==== Exercise input

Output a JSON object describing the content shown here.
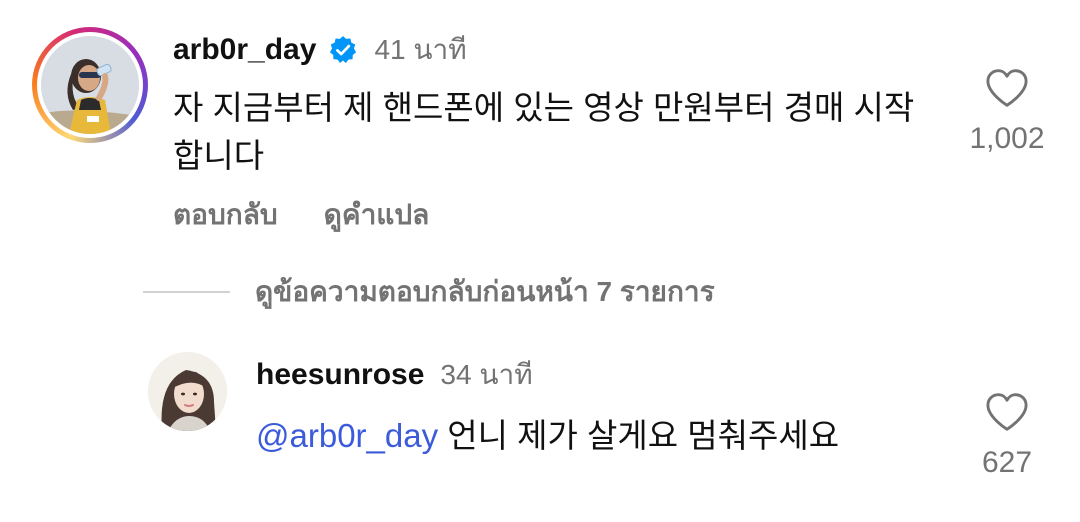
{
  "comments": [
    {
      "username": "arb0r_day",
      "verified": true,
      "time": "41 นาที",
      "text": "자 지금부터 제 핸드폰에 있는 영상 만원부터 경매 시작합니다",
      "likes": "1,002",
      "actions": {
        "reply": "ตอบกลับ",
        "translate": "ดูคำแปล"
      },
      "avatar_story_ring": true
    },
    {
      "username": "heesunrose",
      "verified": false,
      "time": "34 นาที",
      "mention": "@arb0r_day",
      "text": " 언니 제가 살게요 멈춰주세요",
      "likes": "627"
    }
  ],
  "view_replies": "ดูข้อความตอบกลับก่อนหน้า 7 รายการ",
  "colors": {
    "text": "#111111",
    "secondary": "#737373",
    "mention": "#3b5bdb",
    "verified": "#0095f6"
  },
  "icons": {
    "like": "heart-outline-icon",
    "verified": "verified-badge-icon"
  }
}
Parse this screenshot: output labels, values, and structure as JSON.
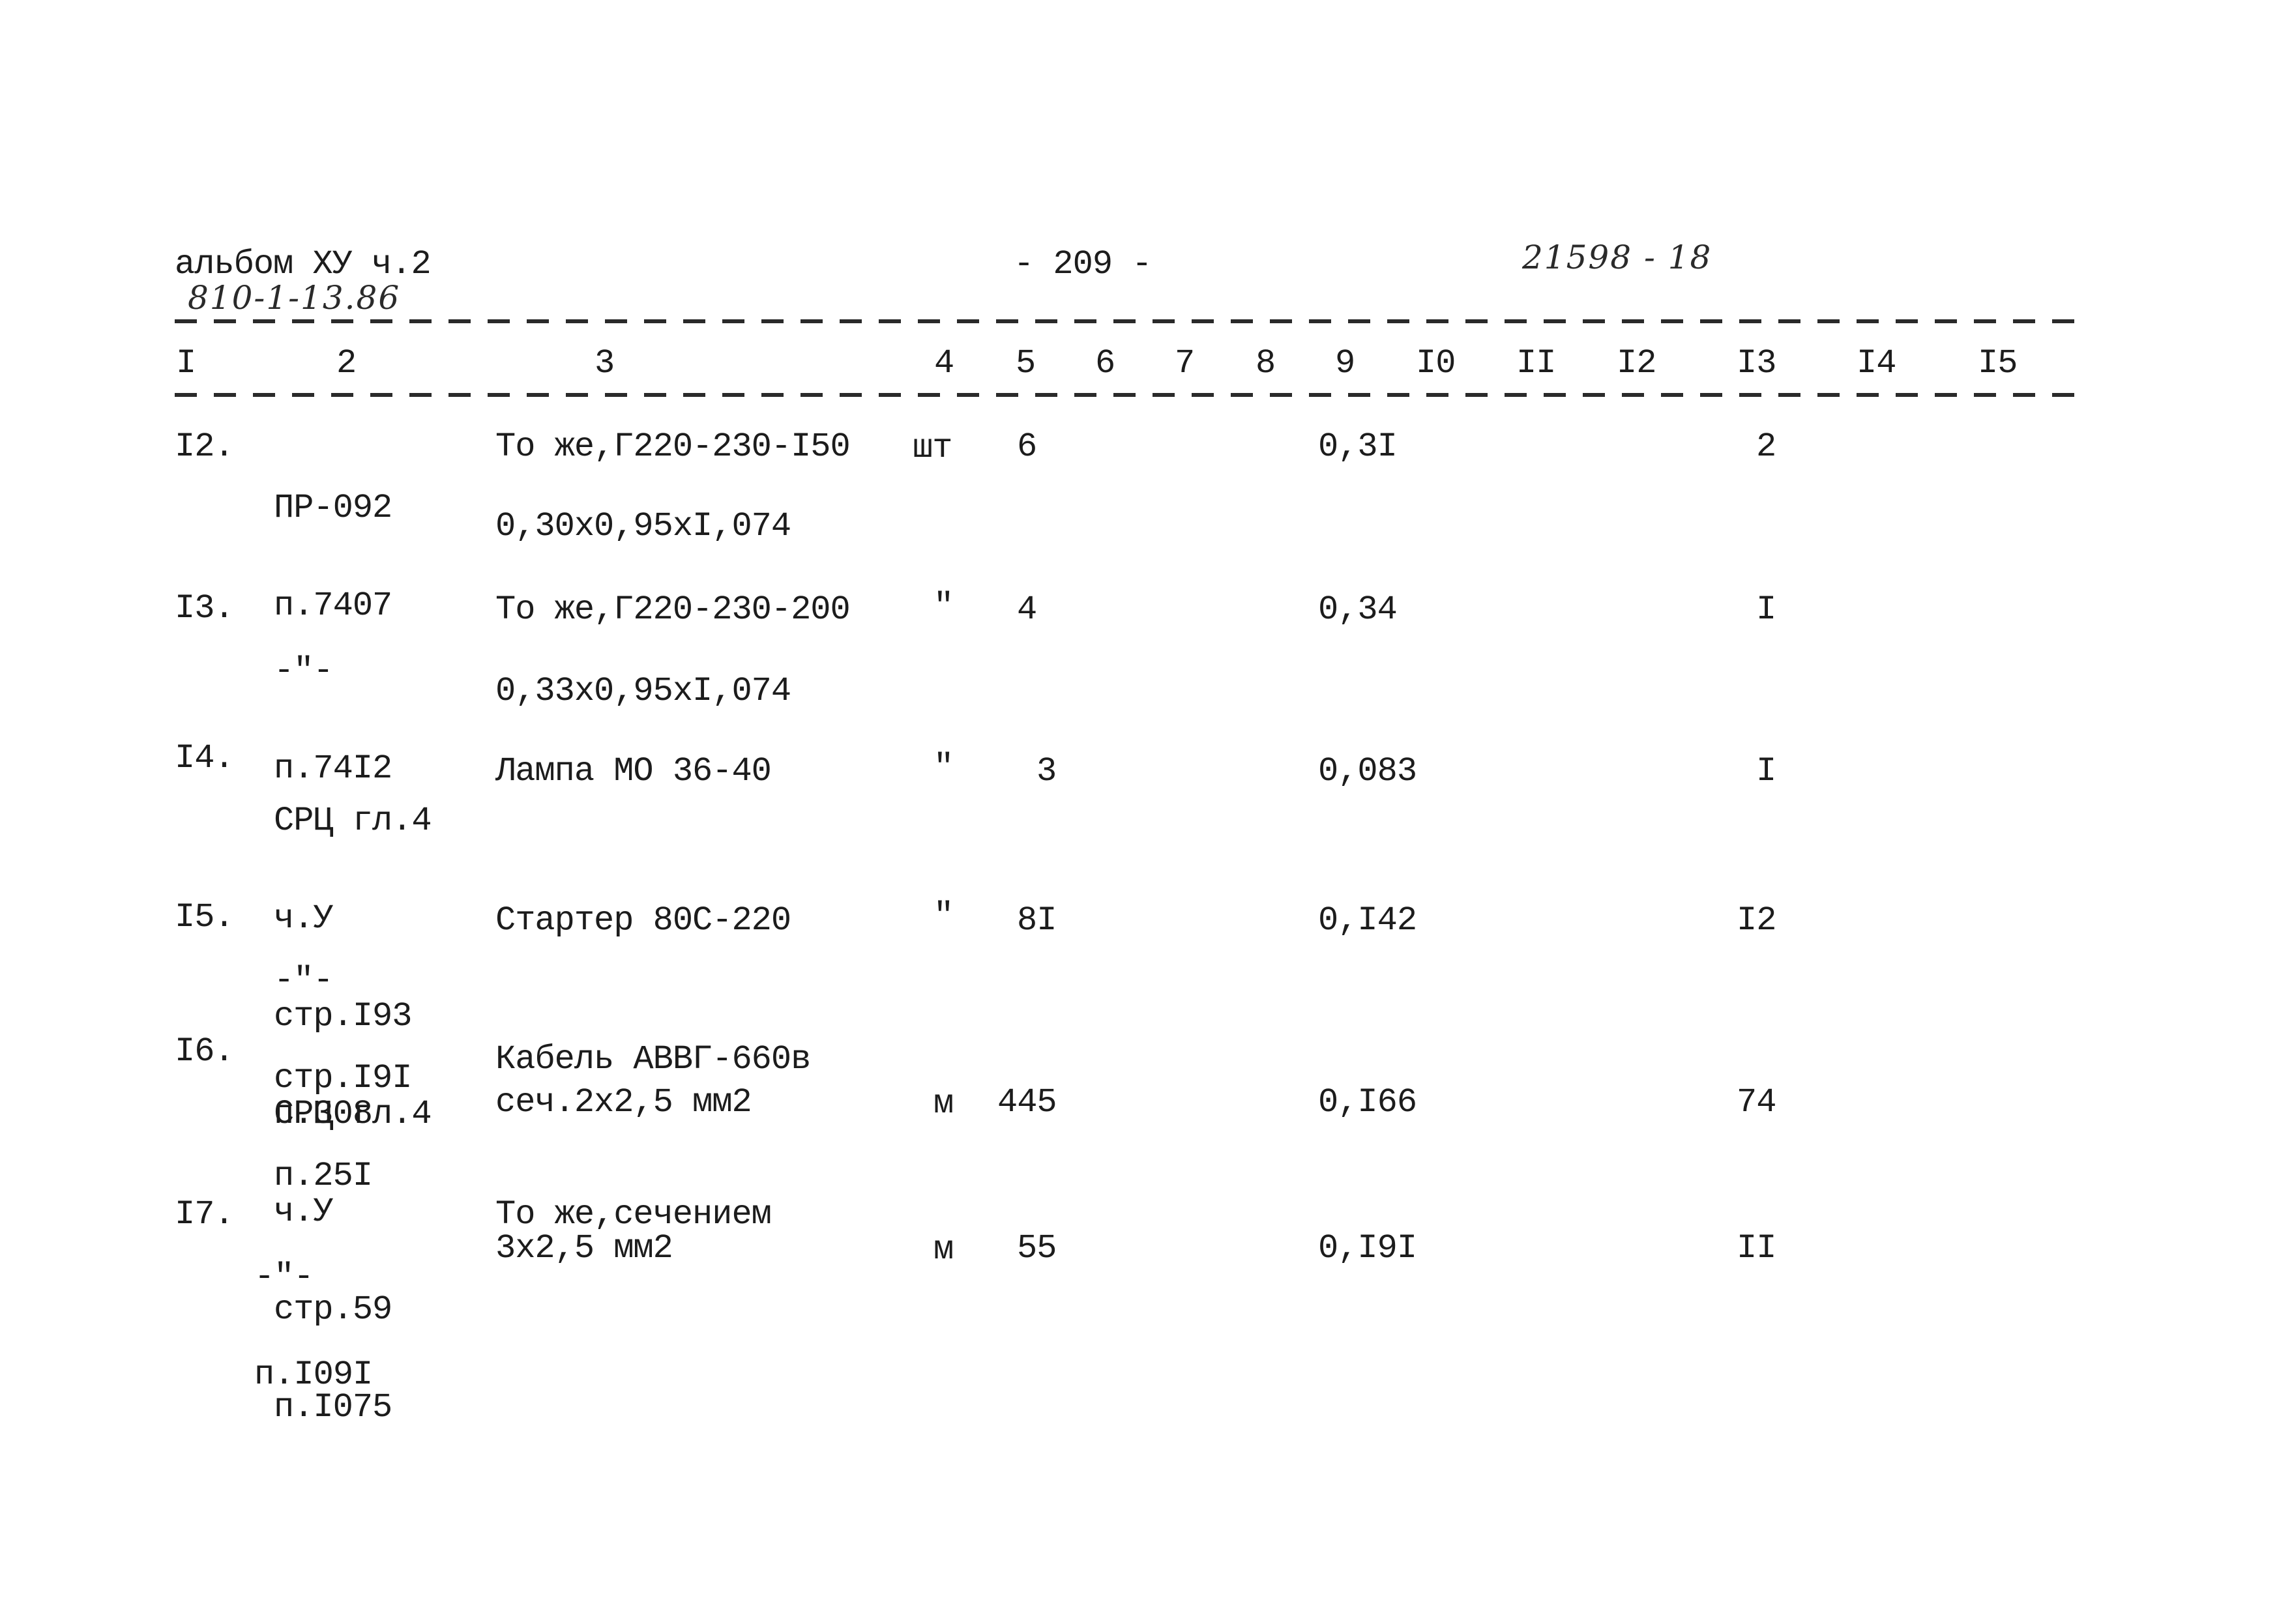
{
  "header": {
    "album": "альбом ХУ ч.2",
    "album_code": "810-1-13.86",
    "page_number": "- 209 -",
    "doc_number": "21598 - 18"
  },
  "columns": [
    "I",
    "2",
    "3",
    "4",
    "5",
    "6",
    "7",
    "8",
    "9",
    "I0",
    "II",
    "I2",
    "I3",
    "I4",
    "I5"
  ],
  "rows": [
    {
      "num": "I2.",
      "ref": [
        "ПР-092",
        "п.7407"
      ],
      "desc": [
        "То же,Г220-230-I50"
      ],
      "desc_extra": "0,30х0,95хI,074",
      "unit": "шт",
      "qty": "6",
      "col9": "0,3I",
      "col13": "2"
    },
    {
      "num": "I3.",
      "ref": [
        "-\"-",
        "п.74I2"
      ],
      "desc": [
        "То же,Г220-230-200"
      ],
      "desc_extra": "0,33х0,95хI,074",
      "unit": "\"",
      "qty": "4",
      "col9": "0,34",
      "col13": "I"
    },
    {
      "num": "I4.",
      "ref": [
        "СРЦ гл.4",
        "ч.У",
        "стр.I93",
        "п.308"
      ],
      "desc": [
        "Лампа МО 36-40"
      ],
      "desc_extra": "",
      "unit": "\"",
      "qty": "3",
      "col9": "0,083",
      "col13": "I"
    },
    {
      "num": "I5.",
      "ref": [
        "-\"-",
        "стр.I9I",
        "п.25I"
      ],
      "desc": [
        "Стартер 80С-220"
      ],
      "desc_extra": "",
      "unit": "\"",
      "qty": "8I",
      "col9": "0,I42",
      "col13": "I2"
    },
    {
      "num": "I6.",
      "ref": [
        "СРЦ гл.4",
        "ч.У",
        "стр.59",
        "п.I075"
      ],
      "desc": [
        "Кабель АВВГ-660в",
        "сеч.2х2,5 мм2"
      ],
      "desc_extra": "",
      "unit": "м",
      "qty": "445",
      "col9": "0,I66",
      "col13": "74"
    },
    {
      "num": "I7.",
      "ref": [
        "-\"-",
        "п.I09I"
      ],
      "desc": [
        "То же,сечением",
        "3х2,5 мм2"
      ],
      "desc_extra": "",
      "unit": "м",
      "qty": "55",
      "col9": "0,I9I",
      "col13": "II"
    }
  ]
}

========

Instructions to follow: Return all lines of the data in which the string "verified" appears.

Solution for this exercise:
      "verified": true,
      "verified": false,
    "verified": "#0095f6"
    "verified": "verified-badge-icon"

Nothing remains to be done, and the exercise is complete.